[[ DATA FOR REVIEW, beginning ]]
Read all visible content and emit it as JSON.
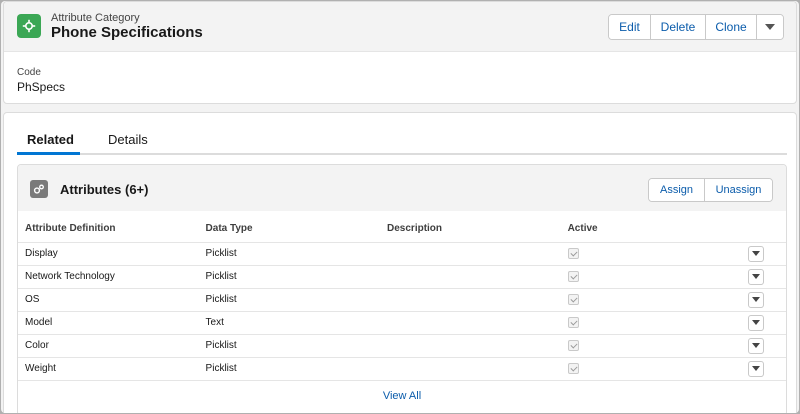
{
  "record": {
    "type_label": "Attribute Category",
    "title": "Phone Specifications",
    "code_label": "Code",
    "code_value": "PhSpecs"
  },
  "actions": {
    "edit": "Edit",
    "delete": "Delete",
    "clone": "Clone"
  },
  "tabs": {
    "related": "Related",
    "details": "Details"
  },
  "attributes": {
    "title": "Attributes (6+)",
    "assign": "Assign",
    "unassign": "Unassign",
    "columns": {
      "definition": "Attribute Definition",
      "data_type": "Data Type",
      "description": "Description",
      "active": "Active"
    },
    "rows": [
      {
        "name": "Display",
        "data_type": "Picklist",
        "description": ""
      },
      {
        "name": "Network Technology",
        "data_type": "Picklist",
        "description": ""
      },
      {
        "name": "OS",
        "data_type": "Picklist",
        "description": ""
      },
      {
        "name": "Model",
        "data_type": "Text",
        "description": ""
      },
      {
        "name": "Color",
        "data_type": "Picklist",
        "description": ""
      },
      {
        "name": "Weight",
        "data_type": "Picklist",
        "description": ""
      }
    ],
    "view_all": "View All"
  },
  "colors": {
    "accent": "#0176d3",
    "link": "#0b5cab",
    "record_icon": "#3ba755"
  },
  "icons": {
    "record": "attribute-category-icon",
    "attributes": "attributes-gears-icon"
  }
}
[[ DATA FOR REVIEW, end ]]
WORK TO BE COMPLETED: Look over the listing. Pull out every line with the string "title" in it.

EXERCISE SOLUTION:
    "title": "Phone Specifications",
    "title": "Attributes (6+)",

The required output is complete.